This year’s awards were presented on July 13 in a ceremony at EPA headquarters in Washington, D.C. As the name suggests, the awards program challenges chemical companies to do better and recognizes their successes in developing innovative technologies with demonstrable human health and environmental benefits.
Among this year’s winners, LanzaTech took home the Greener Synthetic Pathways Award for developing a microbial fermentation process to convert carbon monoxide and carbon dioxide from steel mill and other industrial waste gas streams into fuels such as ethanol and commodity chemicals such as 2,3-butanediol.
Soltex landed the Greener Reaction Conditions Award for its fixed-bed solid-state catalyst system for manufacturing polyisobutylene, an intermediate used to make additives for lubricants and gasoline. Polyisobutylene is typically synthesized using corrosive liquid formulations of a Lewis acid catalyst such as BF3, which requires costly handling equipment and generates substantial wastewater. Soltex alleviated those problems by creating a BF3-alcohol complex affixed to solid alumina beads.
Hybrid Coating Technologies and Nanotech Industries received the Designing Greener Chemicals Award for creating polyurethane coatings and foam insulation made with cyclic carbonates and amines instead of isocyanates and polyols. Isocyanates are useful chemicals but have long raised safety and health concerns because they are irritants and potential carcinogens.

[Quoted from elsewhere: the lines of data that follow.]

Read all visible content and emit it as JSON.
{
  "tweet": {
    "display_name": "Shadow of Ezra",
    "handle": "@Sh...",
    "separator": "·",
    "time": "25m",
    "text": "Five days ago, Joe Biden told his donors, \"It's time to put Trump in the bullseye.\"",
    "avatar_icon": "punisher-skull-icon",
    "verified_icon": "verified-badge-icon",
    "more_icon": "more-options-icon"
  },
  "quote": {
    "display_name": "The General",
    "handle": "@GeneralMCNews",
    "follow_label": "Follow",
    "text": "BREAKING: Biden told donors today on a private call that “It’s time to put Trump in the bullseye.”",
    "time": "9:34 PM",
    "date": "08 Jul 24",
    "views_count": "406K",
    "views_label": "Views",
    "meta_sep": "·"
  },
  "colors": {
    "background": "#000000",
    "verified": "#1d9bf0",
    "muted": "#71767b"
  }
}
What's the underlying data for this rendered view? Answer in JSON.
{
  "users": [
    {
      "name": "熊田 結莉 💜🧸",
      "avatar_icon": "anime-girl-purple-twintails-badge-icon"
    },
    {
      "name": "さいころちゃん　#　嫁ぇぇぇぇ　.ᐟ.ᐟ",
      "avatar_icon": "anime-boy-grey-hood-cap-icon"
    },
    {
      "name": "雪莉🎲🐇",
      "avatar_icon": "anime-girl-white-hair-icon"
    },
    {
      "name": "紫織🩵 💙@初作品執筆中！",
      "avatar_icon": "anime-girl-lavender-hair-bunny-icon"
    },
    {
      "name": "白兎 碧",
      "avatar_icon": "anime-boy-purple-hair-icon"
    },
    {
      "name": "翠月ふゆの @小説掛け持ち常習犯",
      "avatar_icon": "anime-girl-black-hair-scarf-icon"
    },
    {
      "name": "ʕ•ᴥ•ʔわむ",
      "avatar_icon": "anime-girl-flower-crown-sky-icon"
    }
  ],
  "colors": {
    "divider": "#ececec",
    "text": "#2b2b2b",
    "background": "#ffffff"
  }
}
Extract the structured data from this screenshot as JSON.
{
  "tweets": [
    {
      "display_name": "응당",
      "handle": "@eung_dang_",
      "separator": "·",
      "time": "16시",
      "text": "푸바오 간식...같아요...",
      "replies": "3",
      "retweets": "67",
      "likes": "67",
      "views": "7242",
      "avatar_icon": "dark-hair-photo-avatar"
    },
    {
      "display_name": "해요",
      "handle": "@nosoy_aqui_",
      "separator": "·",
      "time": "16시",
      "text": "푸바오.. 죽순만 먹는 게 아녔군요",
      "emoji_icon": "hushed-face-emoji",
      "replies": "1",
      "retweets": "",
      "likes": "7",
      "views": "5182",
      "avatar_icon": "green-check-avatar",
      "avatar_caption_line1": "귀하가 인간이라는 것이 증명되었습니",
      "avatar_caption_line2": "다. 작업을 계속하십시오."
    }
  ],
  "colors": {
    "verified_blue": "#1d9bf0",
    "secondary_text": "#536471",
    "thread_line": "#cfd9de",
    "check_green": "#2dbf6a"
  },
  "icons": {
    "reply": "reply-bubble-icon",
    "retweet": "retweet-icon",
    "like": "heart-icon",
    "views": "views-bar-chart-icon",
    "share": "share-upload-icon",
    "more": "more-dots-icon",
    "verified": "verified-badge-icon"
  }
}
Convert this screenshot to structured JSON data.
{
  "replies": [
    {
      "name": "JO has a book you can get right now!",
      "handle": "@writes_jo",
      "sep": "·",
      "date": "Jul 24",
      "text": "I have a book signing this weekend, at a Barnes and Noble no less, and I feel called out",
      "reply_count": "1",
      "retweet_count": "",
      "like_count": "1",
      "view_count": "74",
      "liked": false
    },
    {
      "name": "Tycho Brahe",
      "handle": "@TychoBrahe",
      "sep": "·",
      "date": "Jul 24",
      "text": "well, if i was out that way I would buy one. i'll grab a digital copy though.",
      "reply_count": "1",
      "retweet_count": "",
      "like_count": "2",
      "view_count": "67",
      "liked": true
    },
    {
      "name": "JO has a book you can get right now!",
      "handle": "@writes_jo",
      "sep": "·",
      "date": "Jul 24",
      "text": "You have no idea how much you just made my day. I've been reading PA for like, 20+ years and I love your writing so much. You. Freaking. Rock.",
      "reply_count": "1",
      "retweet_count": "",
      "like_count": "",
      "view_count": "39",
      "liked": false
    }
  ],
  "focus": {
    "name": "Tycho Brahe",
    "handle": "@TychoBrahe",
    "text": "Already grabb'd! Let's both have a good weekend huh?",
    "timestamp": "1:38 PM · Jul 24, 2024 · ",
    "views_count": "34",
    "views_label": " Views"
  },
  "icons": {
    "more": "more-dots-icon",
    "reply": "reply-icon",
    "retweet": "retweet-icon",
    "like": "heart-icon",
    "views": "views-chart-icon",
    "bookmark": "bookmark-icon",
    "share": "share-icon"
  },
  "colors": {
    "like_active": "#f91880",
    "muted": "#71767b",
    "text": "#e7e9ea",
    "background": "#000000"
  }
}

Renmatix garnered the Small Business Award for its process using supercritical water hydrolysis to deconstruct cellulosic plant material to unlock sugars that can then be used as feedstocks to make biobased fuels and chemicals. The technology offers a cleaner, faster, and more economical alternative to acids, enzymes, and solvents that are typically used to process biomass.
Algenol was given the Climate Change Award for developing genetically enhanced strains of blue-green algae (cyanobacteria) that are highly efficient at producing ethanol and biobased crude oil by feeding on carbon dioxide trapped at industrial facilities. As a bonus, the algae grow in saltwater that can be taken from the ocean rather than using up more precious freshwater resources.
Chemistry professor Eugene Y.-X. Chen of Colorado State University got the nod for the Academic Award for designing greener condensation reactions. These reactions, which fuse molecules together, typically require a metal catalyst and can generate significant waste as unneeded molecule fragments are discarded. Chen’s group developed organocatalysts for derivatizing the biobased feedstock 5-hydroxymethylfurfural and for making polyesters in metal-free, and in some cases solvent-free, processes that are 100% atom-economical.